- "The real voyage of discovery consists not in seeking new landscapes,
- but in having new eyes."
- – Marcel Proust
When I travel, I am a student of all who passed before me.
William Lang was architect to the rich and famous in 1889 Denver. Built for investment banker William S. Raymond, the three-story articulated Rhyolite stone mansion was the first upscale home built away from the congested downtown.
Built in the late Victorian era, in this last incarnation as a destination bed and breakfast establishment with bona fide historic credentials, the imposing structure clearly reflects the European eclecticism favored by the nouveau riche of the soon to end silver boom. Please walk through the images and note the steeply pitched roofline, elaborate cornices, bay windows and balconies embraced by its charming garden.
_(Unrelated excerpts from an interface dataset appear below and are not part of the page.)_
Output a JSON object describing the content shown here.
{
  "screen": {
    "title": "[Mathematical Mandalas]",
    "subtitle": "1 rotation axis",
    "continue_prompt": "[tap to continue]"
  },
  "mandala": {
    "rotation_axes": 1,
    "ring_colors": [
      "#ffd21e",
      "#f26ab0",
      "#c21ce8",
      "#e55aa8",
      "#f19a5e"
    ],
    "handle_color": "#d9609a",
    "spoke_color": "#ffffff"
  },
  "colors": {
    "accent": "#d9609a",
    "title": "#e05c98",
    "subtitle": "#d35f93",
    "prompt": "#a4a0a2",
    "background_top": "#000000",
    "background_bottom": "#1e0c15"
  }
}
Named the Marne during the ownership of the Edwin Van Cise family from 1918 to 1938, the home was divided into apartments. It was a mixed-use development. It served as a processing center for the Department of Corrections.
It spent some time as too many buildings do when they fall out of fashion- vacant, vandalized and most likely to be raised.
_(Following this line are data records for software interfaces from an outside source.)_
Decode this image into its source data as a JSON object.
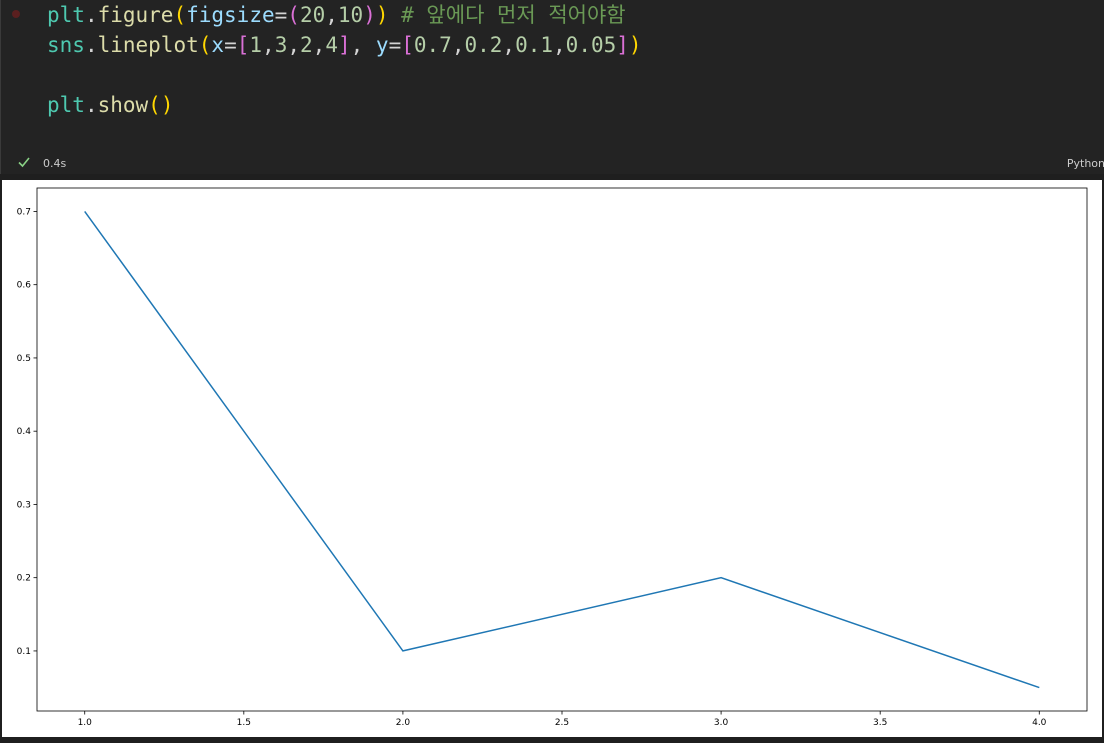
{
  "code_cell": {
    "lines": [
      [
        {
          "t": "plt",
          "c": "tok-var"
        },
        {
          "t": ".",
          "c": "tok-op"
        },
        {
          "t": "figure",
          "c": "tok-fn"
        },
        {
          "t": "(",
          "c": "tok-p1"
        },
        {
          "t": "figsize",
          "c": "tok-param"
        },
        {
          "t": "=",
          "c": "tok-op"
        },
        {
          "t": "(",
          "c": "tok-p2"
        },
        {
          "t": "20",
          "c": "tok-num"
        },
        {
          "t": ",",
          "c": "tok-op"
        },
        {
          "t": "10",
          "c": "tok-num"
        },
        {
          "t": ")",
          "c": "tok-p2"
        },
        {
          "t": ")",
          "c": "tok-p1"
        },
        {
          "t": " # 앞에다 먼저 적어야함",
          "c": "tok-comment"
        }
      ],
      [
        {
          "t": "sns",
          "c": "tok-var"
        },
        {
          "t": ".",
          "c": "tok-op"
        },
        {
          "t": "lineplot",
          "c": "tok-fn"
        },
        {
          "t": "(",
          "c": "tok-p1"
        },
        {
          "t": "x",
          "c": "tok-param"
        },
        {
          "t": "=",
          "c": "tok-op"
        },
        {
          "t": "[",
          "c": "tok-p2"
        },
        {
          "t": "1",
          "c": "tok-num"
        },
        {
          "t": ",",
          "c": "tok-op"
        },
        {
          "t": "3",
          "c": "tok-num"
        },
        {
          "t": ",",
          "c": "tok-op"
        },
        {
          "t": "2",
          "c": "tok-num"
        },
        {
          "t": ",",
          "c": "tok-op"
        },
        {
          "t": "4",
          "c": "tok-num"
        },
        {
          "t": "]",
          "c": "tok-p2"
        },
        {
          "t": ", ",
          "c": "tok-op"
        },
        {
          "t": "y",
          "c": "tok-param"
        },
        {
          "t": "=",
          "c": "tok-op"
        },
        {
          "t": "[",
          "c": "tok-p2"
        },
        {
          "t": "0.7",
          "c": "tok-num"
        },
        {
          "t": ",",
          "c": "tok-op"
        },
        {
          "t": "0.2",
          "c": "tok-num"
        },
        {
          "t": ",",
          "c": "tok-op"
        },
        {
          "t": "0.1",
          "c": "tok-num"
        },
        {
          "t": ",",
          "c": "tok-op"
        },
        {
          "t": "0.05",
          "c": "tok-num"
        },
        {
          "t": "]",
          "c": "tok-p2"
        },
        {
          "t": ")",
          "c": "tok-p1"
        }
      ],
      [],
      [
        {
          "t": "plt",
          "c": "tok-var"
        },
        {
          "t": ".",
          "c": "tok-op"
        },
        {
          "t": "show",
          "c": "tok-fn"
        },
        {
          "t": "(",
          "c": "tok-p1"
        },
        {
          "t": ")",
          "c": "tok-p1"
        }
      ]
    ]
  },
  "status": {
    "check_icon": "check-icon",
    "elapsed": "0.4s",
    "language": "Python"
  },
  "colors": {
    "line": "#1f77b4",
    "check": "#89d185"
  },
  "chart_data": {
    "type": "line",
    "x": [
      1,
      2,
      3,
      4
    ],
    "y": [
      0.7,
      0.1,
      0.2,
      0.05
    ],
    "xlim": [
      0.85,
      4.15
    ],
    "ylim": [
      0.018,
      0.732
    ],
    "xticks": [
      "1.0",
      "1.5",
      "2.0",
      "2.5",
      "3.0",
      "3.5",
      "4.0"
    ],
    "yticks": [
      "0.1",
      "0.2",
      "0.3",
      "0.4",
      "0.5",
      "0.6",
      "0.7"
    ],
    "grid": false,
    "title": "",
    "xlabel": "",
    "ylabel": ""
  }
}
Then the Peiker and Feher- Peicker Family saw past what it was to what it could be. They purchased and completely renovated the building as a bed and breakfast in 1 year- opening in 1989 to acclaim for their tireless hospitality.
They saw past the flooded basement and ceiling open to the stars to understand this was a project worth undertaking. The 22" walls offer protection from extreme temperatures that blow through the Mile High City.
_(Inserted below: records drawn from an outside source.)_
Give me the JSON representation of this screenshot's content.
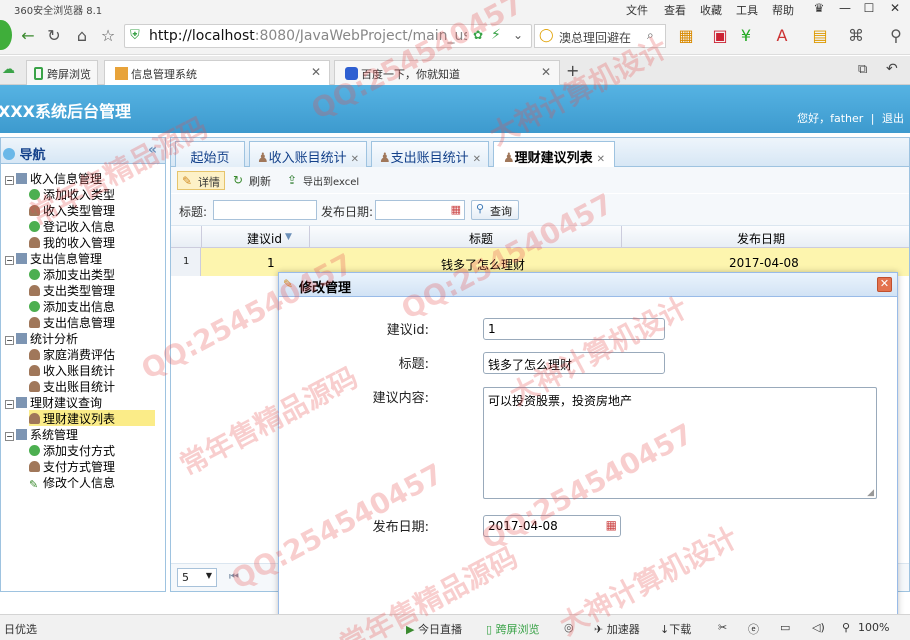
{
  "browser": {
    "title": "360安全浏览器 8.1",
    "menu": [
      "文件",
      "查看",
      "收藏",
      "工具",
      "帮助"
    ],
    "url_host": "http://localhost",
    "url_rest": ":8080/JavaWebProject/main_user.",
    "search_text": "澳总理回避在",
    "tabs": [
      {
        "label": "跨屏浏览"
      },
      {
        "label": "信息管理系统"
      },
      {
        "label": "百度一下，你就知道"
      }
    ]
  },
  "app": {
    "title": "XXX系统后台管理",
    "greeting": "您好，father",
    "logout": "退出"
  },
  "sidebar": {
    "title": "导航",
    "groups": [
      {
        "label": "收入信息管理",
        "items": [
          "添加收入类型",
          "收入类型管理",
          "登记收入信息",
          "我的收入管理"
        ]
      },
      {
        "label": "支出信息管理",
        "items": [
          "添加支出类型",
          "支出类型管理",
          "添加支出信息",
          "支出信息管理"
        ]
      },
      {
        "label": "统计分析",
        "items": [
          "家庭消费评估",
          "收入账目统计",
          "支出账目统计"
        ]
      },
      {
        "label": "理财建议查询",
        "items": [
          "理财建议列表"
        ]
      },
      {
        "label": "系统管理",
        "items": [
          "添加支付方式",
          "支付方式管理",
          "修改个人信息"
        ]
      }
    ]
  },
  "main": {
    "tabs": [
      {
        "label": "起始页"
      },
      {
        "label": "收入账目统计"
      },
      {
        "label": "支出账目统计"
      },
      {
        "label": "理财建议列表"
      }
    ],
    "toolbar": {
      "detail": "详情",
      "refresh": "刷新",
      "export": "导出到excel"
    },
    "filter": {
      "title_label": "标题:",
      "date_label": "发布日期:",
      "query": "查询"
    },
    "grid": {
      "columns": [
        "建议id",
        "标题",
        "发布日期"
      ],
      "rows": [
        {
          "num": "1",
          "id": "1",
          "title": "钱多了怎么理财",
          "date": "2017-04-08"
        }
      ]
    },
    "pager": {
      "page_size": "5"
    }
  },
  "dialog": {
    "title": "修改管理",
    "fields": {
      "id_label": "建议id:",
      "id_value": "1",
      "title_label": "标题:",
      "title_value": "钱多了怎么理财",
      "content_label": "建议内容:",
      "content_value": "可以投资股票，投资房地产",
      "date_label": "发布日期:",
      "date_value": "2017-04-08"
    }
  },
  "statusbar": {
    "left": "日优选",
    "items": [
      "今日直播",
      "跨屏浏览",
      "加速器",
      "下载"
    ],
    "zoom": "100%"
  },
  "watermarks": [
    "QQ:254540457",
    "大神计算机设计",
    "常年售精品源码"
  ]
}
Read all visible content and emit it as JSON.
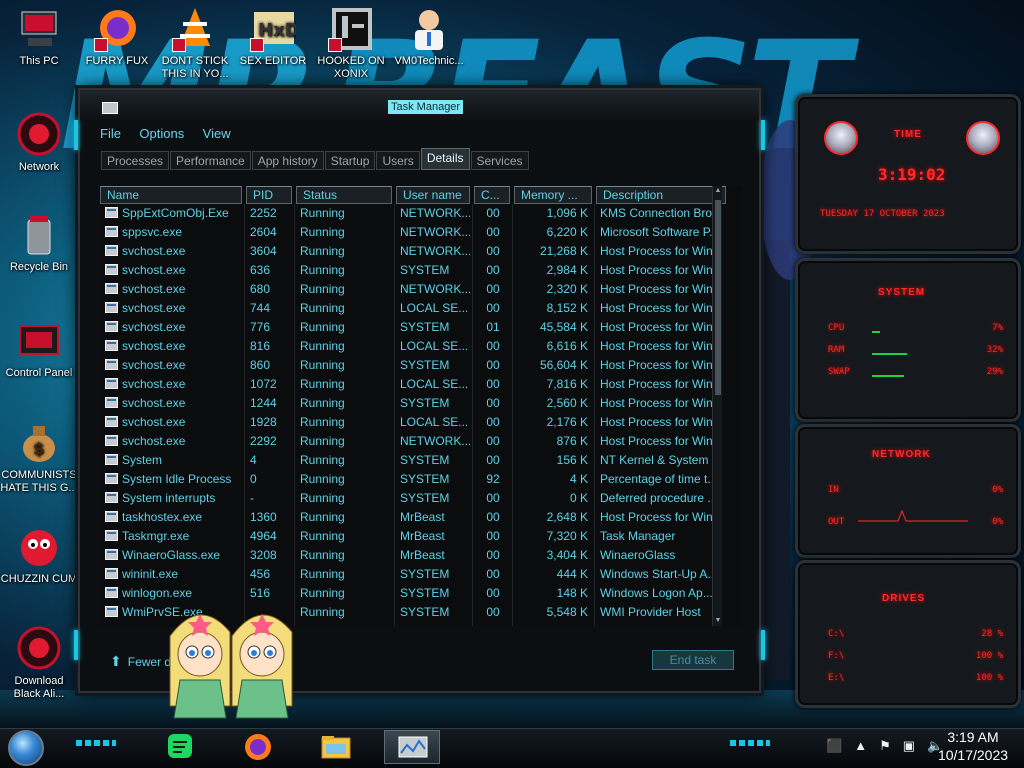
{
  "desktop": {
    "icons": [
      {
        "label": "This PC"
      },
      {
        "label": "FURRY FUX"
      },
      {
        "label": "DONT STICK THIS IN YO..."
      },
      {
        "label": "SEX EDITOR"
      },
      {
        "label": "HOOKED ON XONIX"
      },
      {
        "label": "VM0Technic..."
      },
      {
        "label": "Network"
      },
      {
        "label": "Recycle Bin"
      },
      {
        "label": "Control Panel"
      },
      {
        "label": "COMMUNISTS HATE THIS G..."
      },
      {
        "label": "CHUZZIN CUM"
      },
      {
        "label": "Download Black Ali..."
      }
    ]
  },
  "task_manager": {
    "title": "Task Manager",
    "menu": [
      "File",
      "Options",
      "View"
    ],
    "tabs": [
      "Processes",
      "Performance",
      "App history",
      "Startup",
      "Users",
      "Details",
      "Services"
    ],
    "active_tab": "Details",
    "columns": [
      "Name",
      "PID",
      "Status",
      "User name",
      "C...",
      "Memory ...",
      "Description"
    ],
    "rows": [
      [
        "SppExtComObj.Exe",
        "2252",
        "Running",
        "NETWORK...",
        "00",
        "1,096 K",
        "KMS Connection Bro..."
      ],
      [
        "sppsvc.exe",
        "2604",
        "Running",
        "NETWORK...",
        "00",
        "6,220 K",
        "Microsoft Software P..."
      ],
      [
        "svchost.exe",
        "3604",
        "Running",
        "NETWORK...",
        "00",
        "21,268 K",
        "Host Process for Win..."
      ],
      [
        "svchost.exe",
        "636",
        "Running",
        "SYSTEM",
        "00",
        "2,984 K",
        "Host Process for Win..."
      ],
      [
        "svchost.exe",
        "680",
        "Running",
        "NETWORK...",
        "00",
        "2,320 K",
        "Host Process for Win..."
      ],
      [
        "svchost.exe",
        "744",
        "Running",
        "LOCAL SE...",
        "00",
        "8,152 K",
        "Host Process for Win..."
      ],
      [
        "svchost.exe",
        "776",
        "Running",
        "SYSTEM",
        "01",
        "45,584 K",
        "Host Process for Win..."
      ],
      [
        "svchost.exe",
        "816",
        "Running",
        "LOCAL SE...",
        "00",
        "6,616 K",
        "Host Process for Win..."
      ],
      [
        "svchost.exe",
        "860",
        "Running",
        "SYSTEM",
        "00",
        "56,604 K",
        "Host Process for Win..."
      ],
      [
        "svchost.exe",
        "1072",
        "Running",
        "LOCAL SE...",
        "00",
        "7,816 K",
        "Host Process for Win..."
      ],
      [
        "svchost.exe",
        "1244",
        "Running",
        "SYSTEM",
        "00",
        "2,560 K",
        "Host Process for Win..."
      ],
      [
        "svchost.exe",
        "1928",
        "Running",
        "LOCAL SE...",
        "00",
        "2,176 K",
        "Host Process for Win..."
      ],
      [
        "svchost.exe",
        "2292",
        "Running",
        "NETWORK...",
        "00",
        "876 K",
        "Host Process for Win..."
      ],
      [
        "System",
        "4",
        "Running",
        "SYSTEM",
        "00",
        "156 K",
        "NT Kernel & System"
      ],
      [
        "System Idle Process",
        "0",
        "Running",
        "SYSTEM",
        "92",
        "4 K",
        "Percentage of time t..."
      ],
      [
        "System interrupts",
        "-",
        "Running",
        "SYSTEM",
        "00",
        "0 K",
        "Deferred procedure ..."
      ],
      [
        "taskhostex.exe",
        "1360",
        "Running",
        "MrBeast",
        "00",
        "2,648 K",
        "Host Process for Win..."
      ],
      [
        "Taskmgr.exe",
        "4964",
        "Running",
        "MrBeast",
        "00",
        "7,320 K",
        "Task Manager"
      ],
      [
        "WinaeroGlass.exe",
        "3208",
        "Running",
        "MrBeast",
        "00",
        "3,404 K",
        "WinaeroGlass"
      ],
      [
        "wininit.exe",
        "456",
        "Running",
        "SYSTEM",
        "00",
        "444 K",
        "Windows Start-Up A..."
      ],
      [
        "winlogon.exe",
        "516",
        "Running",
        "SYSTEM",
        "00",
        "148 K",
        "Windows Logon Ap..."
      ],
      [
        "WmiPrvSE.exe",
        "",
        "Running",
        "SYSTEM",
        "00",
        "5,548 K",
        "WMI Provider Host"
      ]
    ],
    "fewer_details": "Fewer details",
    "end_task": "End task"
  },
  "gadgets": {
    "clock": {
      "title": "TIME",
      "time": "3:19:02",
      "date": "TUESDAY 17 OCTOBER 2023"
    },
    "system": {
      "title": "SYSTEM",
      "rows": [
        {
          "key": "CPU",
          "value": "7%",
          "level": 0.07
        },
        {
          "key": "RAM",
          "value": "32%",
          "level": 0.32
        },
        {
          "key": "SWAP",
          "value": "29%",
          "level": 0.29
        }
      ]
    },
    "network": {
      "title": "NETWORK",
      "rows": [
        {
          "key": "IN",
          "value": "0%"
        },
        {
          "key": "OUT",
          "value": "0%"
        }
      ]
    },
    "drives": {
      "title": "DRIVES",
      "rows": [
        {
          "key": "C:\\",
          "value": "28 %"
        },
        {
          "key": "F:\\",
          "value": "100 %"
        },
        {
          "key": "E:\\",
          "value": "100 %"
        }
      ]
    }
  },
  "taskbar": {
    "time": "3:19 AM",
    "date": "10/17/2023"
  },
  "colors": {
    "accent_cyan": "#18c6e6",
    "text_cyan": "#5fd2e6",
    "gadget_red": "#ff2a2a"
  }
}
The visual heaviness of the structure
softened by flowers. Alyssum, petunias and spider plants. Simple garden staples add more than the pennies they cost.
Inlaid tile floors are a hallmark of the architect Lang. Built in the days before air conditioning, broad porches fitted with swings were popular places for corseted women dressed in cumbersome layers to fan themselves.
The 6' wide Impressionist Movement stained glass representation of a peacock with tail feathers fully fanned out was designed for the original home by M. Watkins.
The original lincrusta wallpaper may be the largest example of its time still in existence. Invented in Britain in 1877, the name of the first washable wallpaper is derived from it base material -Lin for Linum (flax) and Crusta (Relief). The depth of golden sheen is unlike anything modern.
Melissa Feher-Peiker shares a good laugh. Notice the painted ceiling border. The exquisite painting of the pipes- at the time the inn was built, indoor plumbing was something to show off, not hide behind a wall.
Not to intimidate my tablemates at breakfast, the camera was put away.
The Presidential Suite features a half-tester bed.
Louis J is the remarkable inn-keeper in the making. With patience, poise and confidence the young man guided me through Castle Marne, with a love of history and our nation obvious in every sentence. Someday I hope he runs for Congress. Whatever his party of choice will be, I expect I should like to vote for him.
Click here for more information on Castle Marne Bed and Breakfast.